─── Exercise input ───
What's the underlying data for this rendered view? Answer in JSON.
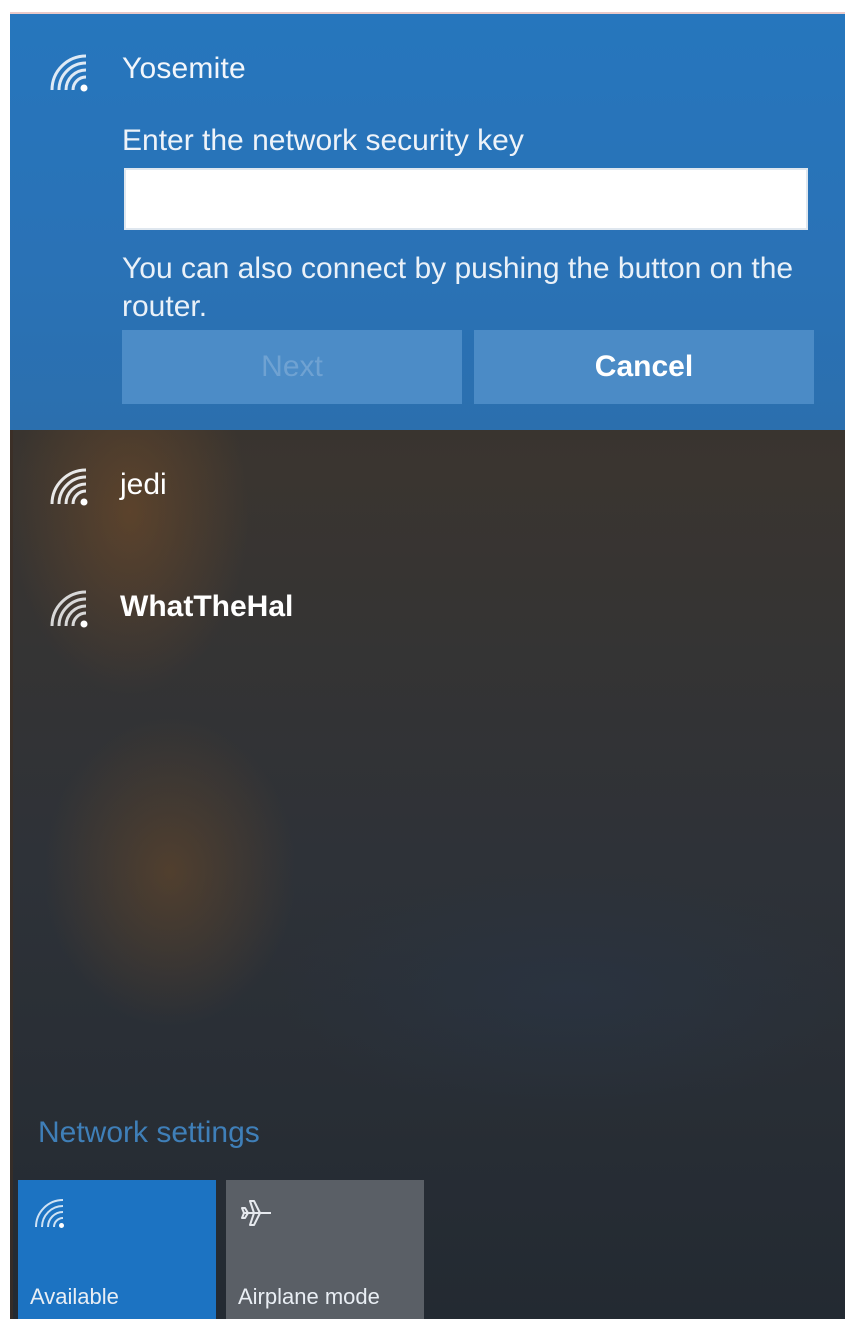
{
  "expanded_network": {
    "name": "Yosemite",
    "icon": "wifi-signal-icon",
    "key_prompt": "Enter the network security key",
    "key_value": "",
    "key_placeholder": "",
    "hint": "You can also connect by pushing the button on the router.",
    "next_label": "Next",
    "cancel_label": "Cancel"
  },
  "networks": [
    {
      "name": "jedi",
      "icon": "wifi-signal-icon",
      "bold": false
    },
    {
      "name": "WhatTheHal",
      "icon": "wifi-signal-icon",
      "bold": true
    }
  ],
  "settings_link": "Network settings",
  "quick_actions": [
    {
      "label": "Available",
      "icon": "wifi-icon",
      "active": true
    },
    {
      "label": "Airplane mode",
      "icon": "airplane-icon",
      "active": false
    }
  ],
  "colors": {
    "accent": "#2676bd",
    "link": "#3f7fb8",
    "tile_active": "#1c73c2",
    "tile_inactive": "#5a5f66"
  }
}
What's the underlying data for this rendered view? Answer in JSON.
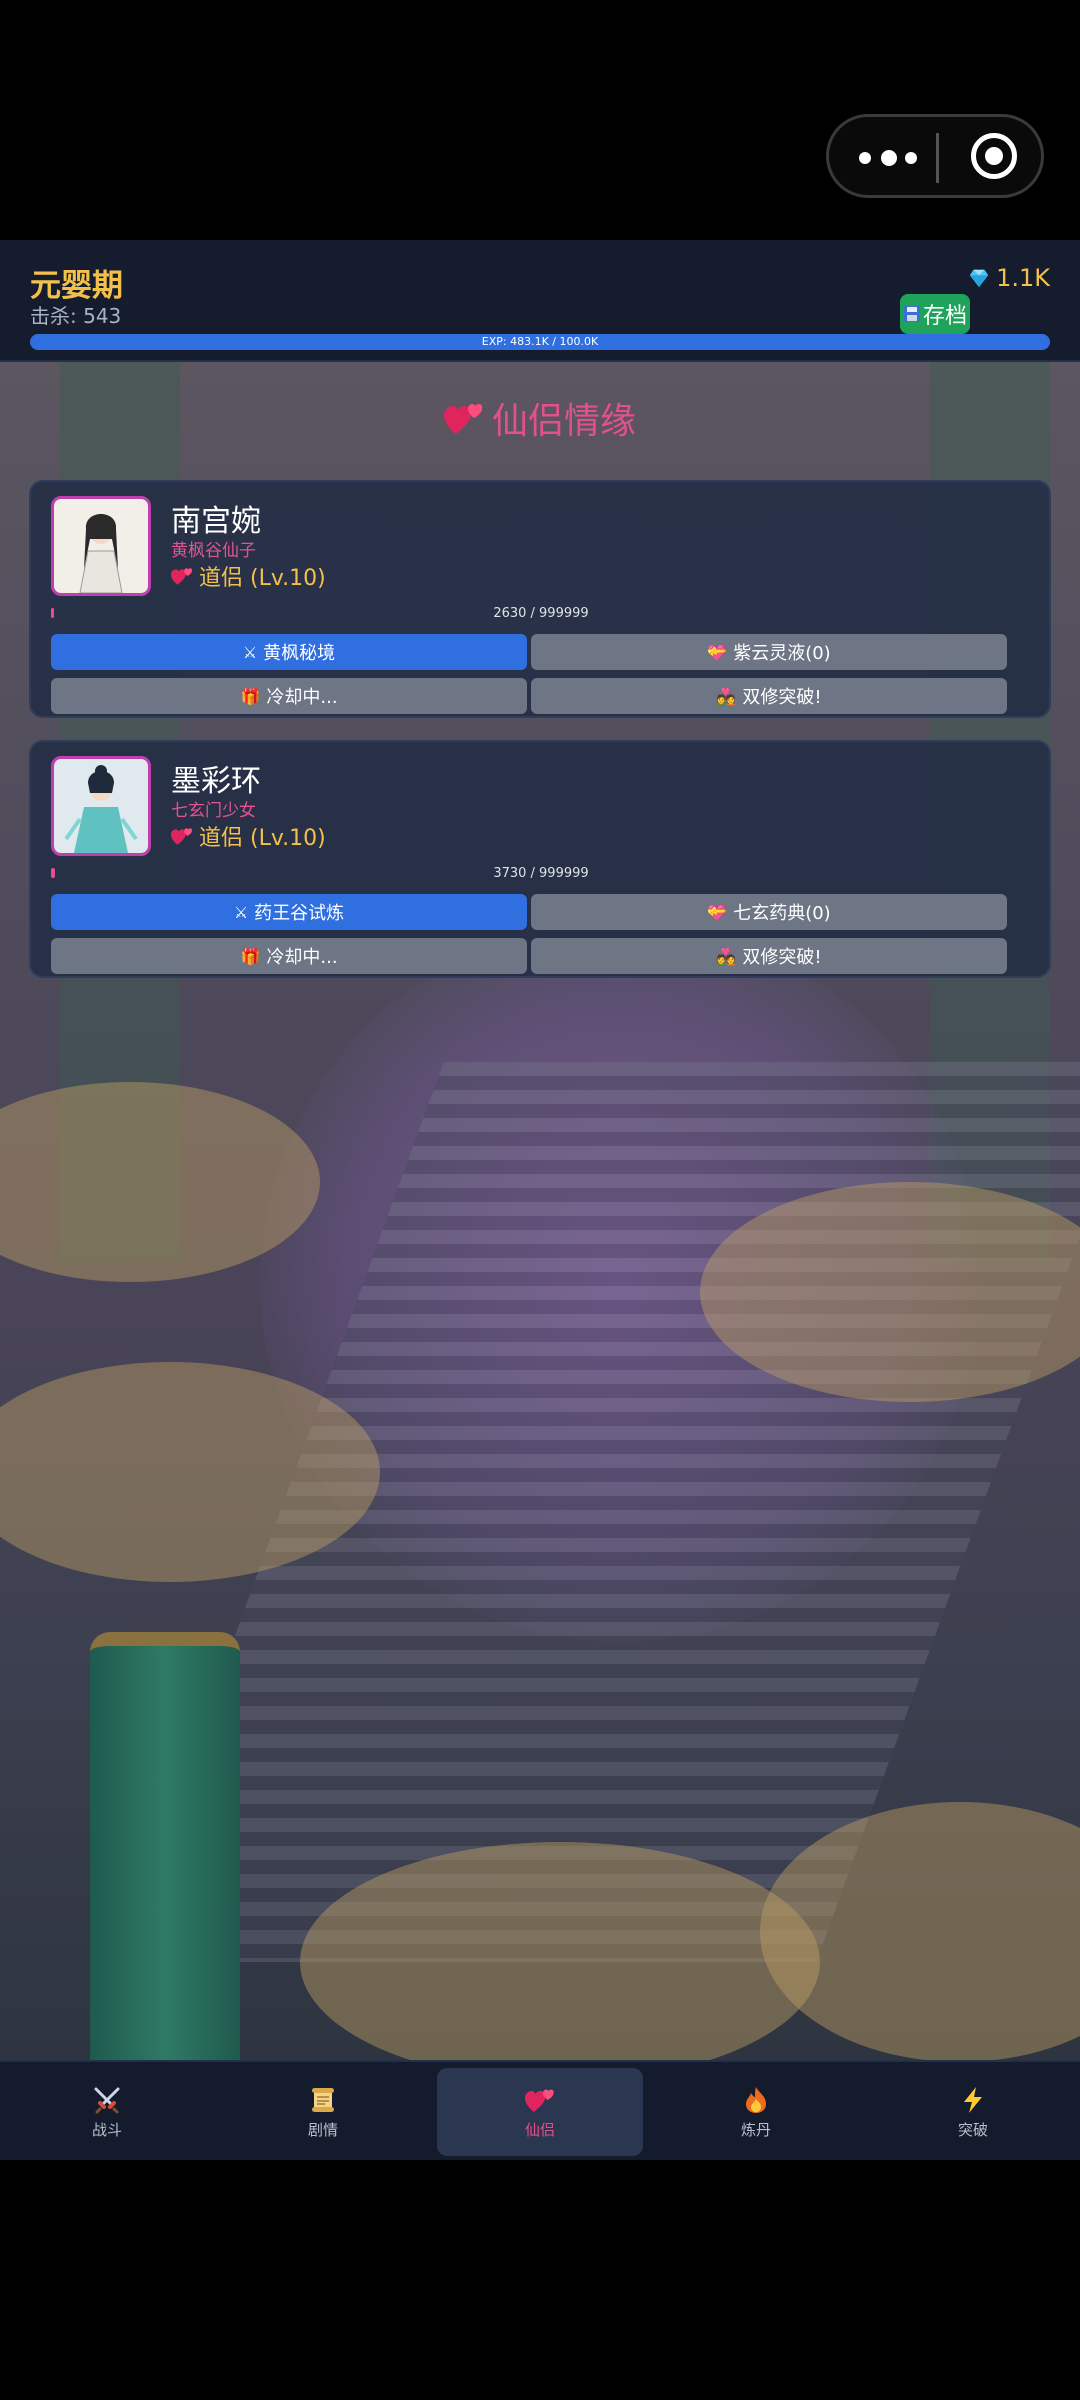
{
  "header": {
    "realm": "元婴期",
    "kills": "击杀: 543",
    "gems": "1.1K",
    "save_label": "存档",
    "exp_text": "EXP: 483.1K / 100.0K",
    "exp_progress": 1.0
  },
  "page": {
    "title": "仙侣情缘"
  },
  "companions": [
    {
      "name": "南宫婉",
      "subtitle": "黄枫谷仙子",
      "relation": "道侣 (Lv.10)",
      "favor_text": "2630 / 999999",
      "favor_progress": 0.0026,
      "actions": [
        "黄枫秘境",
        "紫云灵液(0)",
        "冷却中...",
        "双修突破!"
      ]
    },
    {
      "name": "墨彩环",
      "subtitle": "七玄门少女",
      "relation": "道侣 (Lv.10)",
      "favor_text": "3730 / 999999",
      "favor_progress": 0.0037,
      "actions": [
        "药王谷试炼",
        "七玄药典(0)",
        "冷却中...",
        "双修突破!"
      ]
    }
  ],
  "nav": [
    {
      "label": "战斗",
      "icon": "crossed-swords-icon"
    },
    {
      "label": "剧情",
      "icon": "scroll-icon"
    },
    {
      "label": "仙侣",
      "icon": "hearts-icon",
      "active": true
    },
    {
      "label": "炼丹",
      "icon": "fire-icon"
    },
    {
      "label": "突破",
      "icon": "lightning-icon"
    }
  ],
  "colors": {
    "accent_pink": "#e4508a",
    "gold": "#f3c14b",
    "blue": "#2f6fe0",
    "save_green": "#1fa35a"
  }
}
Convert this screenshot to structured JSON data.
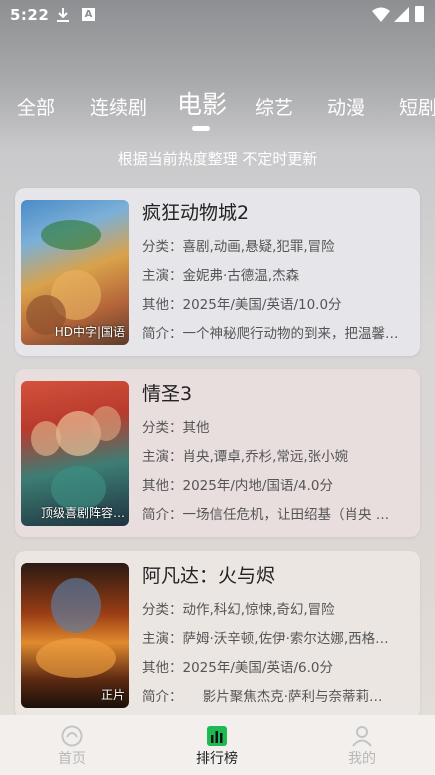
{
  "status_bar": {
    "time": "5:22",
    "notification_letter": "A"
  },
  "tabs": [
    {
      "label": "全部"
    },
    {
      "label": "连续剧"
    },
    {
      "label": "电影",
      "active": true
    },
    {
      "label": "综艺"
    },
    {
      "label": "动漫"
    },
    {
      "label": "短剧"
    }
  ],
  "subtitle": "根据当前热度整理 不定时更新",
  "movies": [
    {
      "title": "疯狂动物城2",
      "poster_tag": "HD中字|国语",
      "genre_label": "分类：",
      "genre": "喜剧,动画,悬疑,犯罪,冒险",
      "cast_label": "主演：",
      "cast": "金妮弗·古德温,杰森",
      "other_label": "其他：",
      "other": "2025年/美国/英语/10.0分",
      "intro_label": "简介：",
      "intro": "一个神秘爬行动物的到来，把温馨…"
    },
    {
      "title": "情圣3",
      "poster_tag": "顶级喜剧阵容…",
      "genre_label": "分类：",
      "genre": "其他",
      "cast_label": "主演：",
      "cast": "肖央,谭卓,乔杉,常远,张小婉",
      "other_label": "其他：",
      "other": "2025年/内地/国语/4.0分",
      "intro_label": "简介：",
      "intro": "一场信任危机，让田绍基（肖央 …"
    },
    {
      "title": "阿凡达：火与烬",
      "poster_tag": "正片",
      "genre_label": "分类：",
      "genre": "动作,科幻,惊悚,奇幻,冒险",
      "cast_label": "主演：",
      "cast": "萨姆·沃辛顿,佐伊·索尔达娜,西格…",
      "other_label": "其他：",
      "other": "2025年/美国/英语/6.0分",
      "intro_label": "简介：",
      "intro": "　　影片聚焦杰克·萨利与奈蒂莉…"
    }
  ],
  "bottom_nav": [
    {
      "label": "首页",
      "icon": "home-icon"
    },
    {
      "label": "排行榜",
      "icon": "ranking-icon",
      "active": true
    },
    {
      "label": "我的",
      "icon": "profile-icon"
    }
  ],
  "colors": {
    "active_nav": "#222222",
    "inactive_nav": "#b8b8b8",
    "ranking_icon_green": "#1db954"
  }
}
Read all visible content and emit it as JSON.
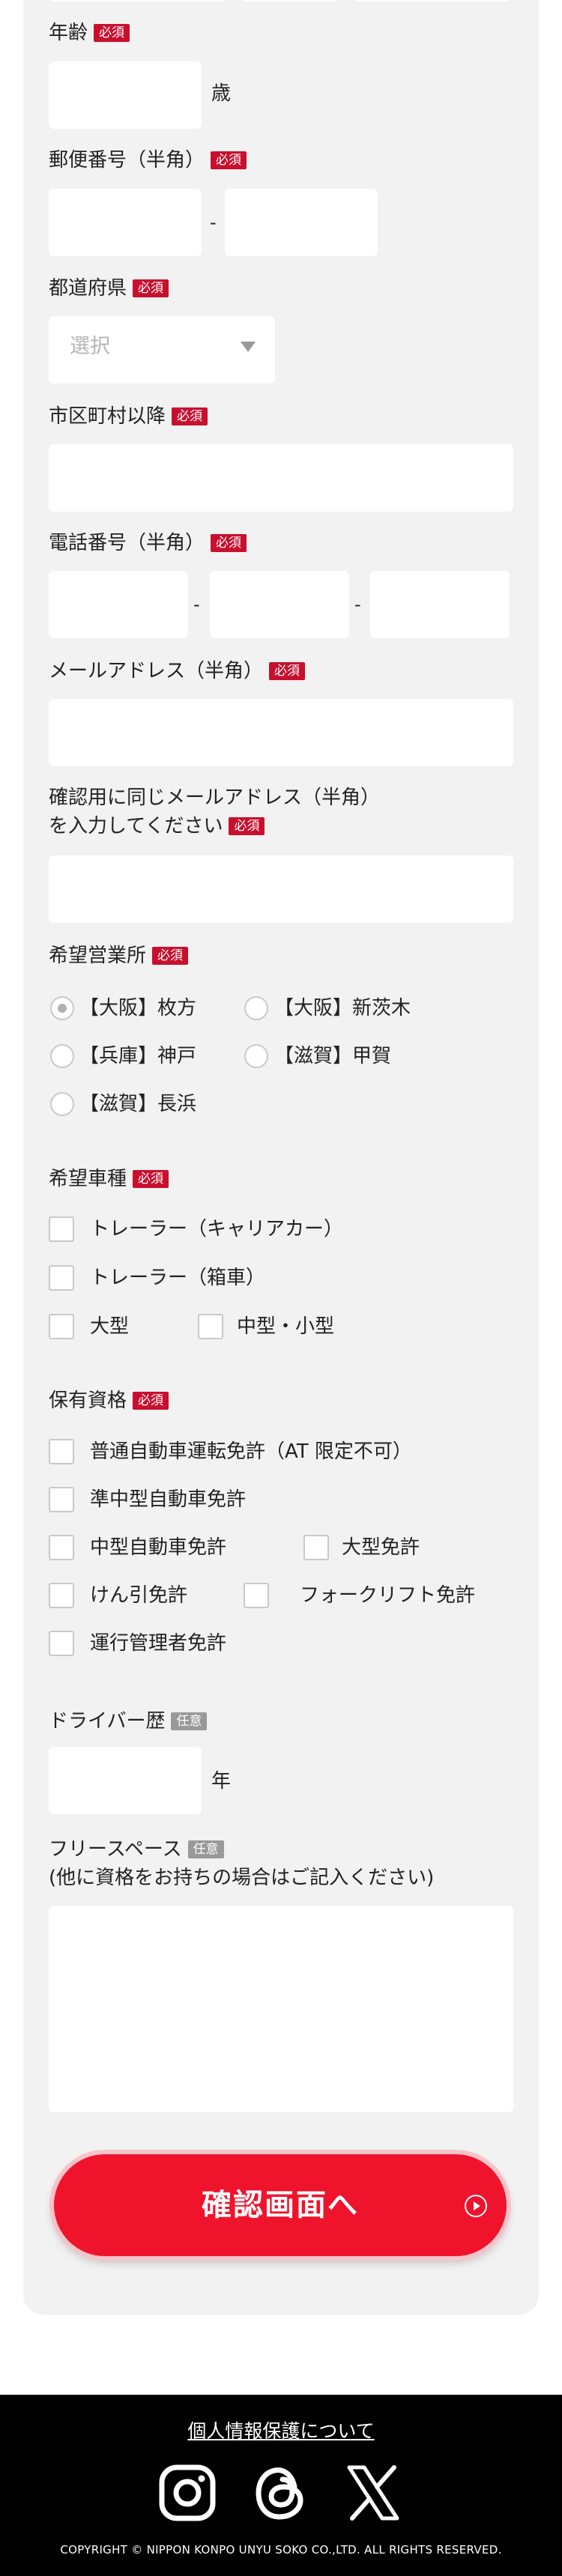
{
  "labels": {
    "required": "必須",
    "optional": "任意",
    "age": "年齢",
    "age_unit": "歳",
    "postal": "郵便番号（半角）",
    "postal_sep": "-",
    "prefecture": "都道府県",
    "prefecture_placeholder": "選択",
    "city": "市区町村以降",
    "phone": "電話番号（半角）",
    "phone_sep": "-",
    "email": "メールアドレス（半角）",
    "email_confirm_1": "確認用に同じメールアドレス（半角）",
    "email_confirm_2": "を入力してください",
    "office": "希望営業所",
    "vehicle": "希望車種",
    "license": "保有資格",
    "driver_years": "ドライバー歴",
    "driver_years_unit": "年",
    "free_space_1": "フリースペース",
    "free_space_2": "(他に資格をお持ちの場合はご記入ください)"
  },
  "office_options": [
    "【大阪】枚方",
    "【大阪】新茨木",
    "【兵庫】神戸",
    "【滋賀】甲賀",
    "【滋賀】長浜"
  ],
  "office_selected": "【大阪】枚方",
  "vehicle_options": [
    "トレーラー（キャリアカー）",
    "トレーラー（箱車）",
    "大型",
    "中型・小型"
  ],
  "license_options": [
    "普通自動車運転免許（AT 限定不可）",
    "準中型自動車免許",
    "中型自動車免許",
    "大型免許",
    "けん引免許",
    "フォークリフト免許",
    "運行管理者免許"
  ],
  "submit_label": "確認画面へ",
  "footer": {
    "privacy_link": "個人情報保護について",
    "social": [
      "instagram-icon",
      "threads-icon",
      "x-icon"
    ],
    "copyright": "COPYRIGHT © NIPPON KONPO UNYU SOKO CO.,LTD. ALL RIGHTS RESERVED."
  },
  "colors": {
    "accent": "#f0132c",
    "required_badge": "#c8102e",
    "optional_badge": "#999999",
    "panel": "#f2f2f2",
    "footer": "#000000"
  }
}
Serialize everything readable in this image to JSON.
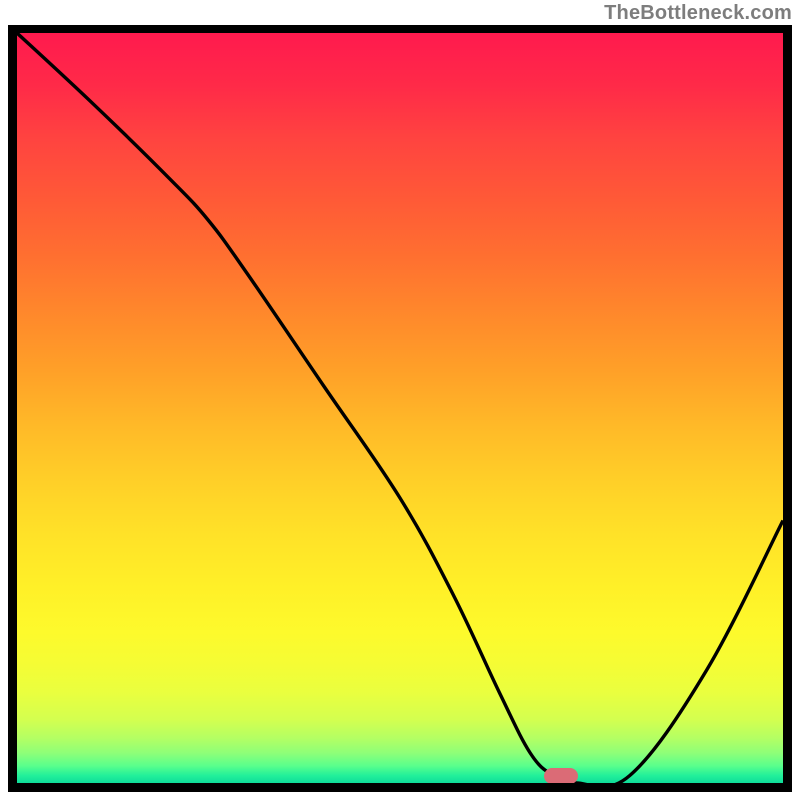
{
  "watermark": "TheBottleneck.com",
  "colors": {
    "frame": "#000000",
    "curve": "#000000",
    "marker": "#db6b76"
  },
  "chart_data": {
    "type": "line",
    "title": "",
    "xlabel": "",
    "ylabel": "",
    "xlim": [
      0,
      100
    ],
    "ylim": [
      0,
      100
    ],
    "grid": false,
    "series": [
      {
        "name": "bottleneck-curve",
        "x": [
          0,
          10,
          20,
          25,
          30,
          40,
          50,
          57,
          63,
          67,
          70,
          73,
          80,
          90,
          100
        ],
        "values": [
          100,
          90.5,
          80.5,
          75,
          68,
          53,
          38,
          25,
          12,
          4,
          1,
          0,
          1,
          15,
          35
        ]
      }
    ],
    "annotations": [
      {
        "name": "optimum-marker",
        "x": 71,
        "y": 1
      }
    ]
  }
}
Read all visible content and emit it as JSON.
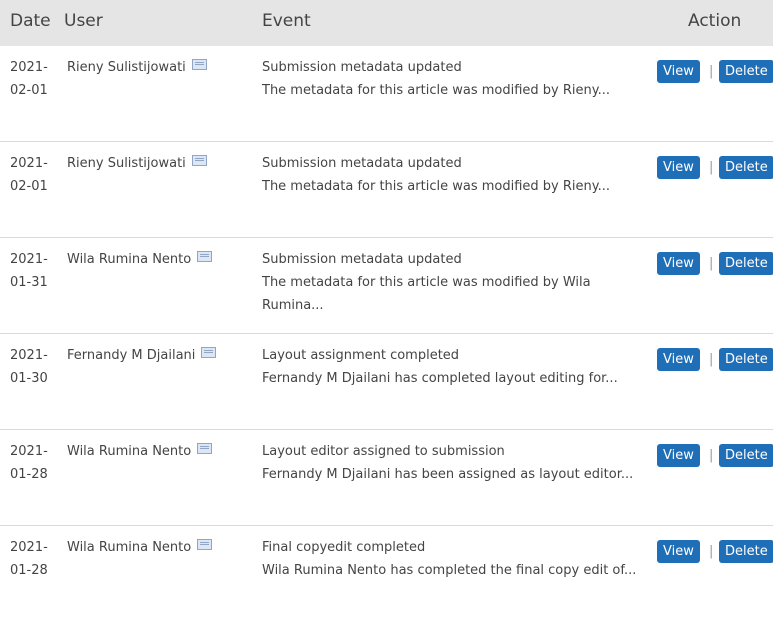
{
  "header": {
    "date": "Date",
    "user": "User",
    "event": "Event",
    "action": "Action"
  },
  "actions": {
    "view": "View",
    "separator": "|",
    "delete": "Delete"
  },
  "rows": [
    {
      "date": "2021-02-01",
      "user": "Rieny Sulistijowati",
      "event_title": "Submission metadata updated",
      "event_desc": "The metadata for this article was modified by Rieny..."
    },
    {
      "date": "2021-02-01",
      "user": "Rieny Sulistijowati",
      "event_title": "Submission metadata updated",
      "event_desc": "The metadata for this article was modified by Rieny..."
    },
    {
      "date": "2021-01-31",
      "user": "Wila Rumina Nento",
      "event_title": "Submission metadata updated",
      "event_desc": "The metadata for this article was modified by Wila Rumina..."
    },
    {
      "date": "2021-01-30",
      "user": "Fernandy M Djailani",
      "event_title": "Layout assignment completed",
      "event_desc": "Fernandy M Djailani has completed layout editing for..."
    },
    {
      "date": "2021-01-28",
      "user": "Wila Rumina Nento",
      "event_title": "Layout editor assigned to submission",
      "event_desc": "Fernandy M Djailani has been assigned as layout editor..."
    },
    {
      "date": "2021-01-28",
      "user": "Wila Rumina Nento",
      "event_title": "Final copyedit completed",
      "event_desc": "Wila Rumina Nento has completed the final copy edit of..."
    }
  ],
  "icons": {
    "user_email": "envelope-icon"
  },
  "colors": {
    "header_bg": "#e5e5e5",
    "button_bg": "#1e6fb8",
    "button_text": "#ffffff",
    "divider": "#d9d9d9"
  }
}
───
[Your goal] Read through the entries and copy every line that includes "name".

[Response box]
    "name": "Yosemite",
      "name": "jedi",
      "name": "WhatTheHal",
      "name": "南宫婉",
      "name": "墨彩环",
        "name": "bottleneck-curve",
        "name": "optimum-marker",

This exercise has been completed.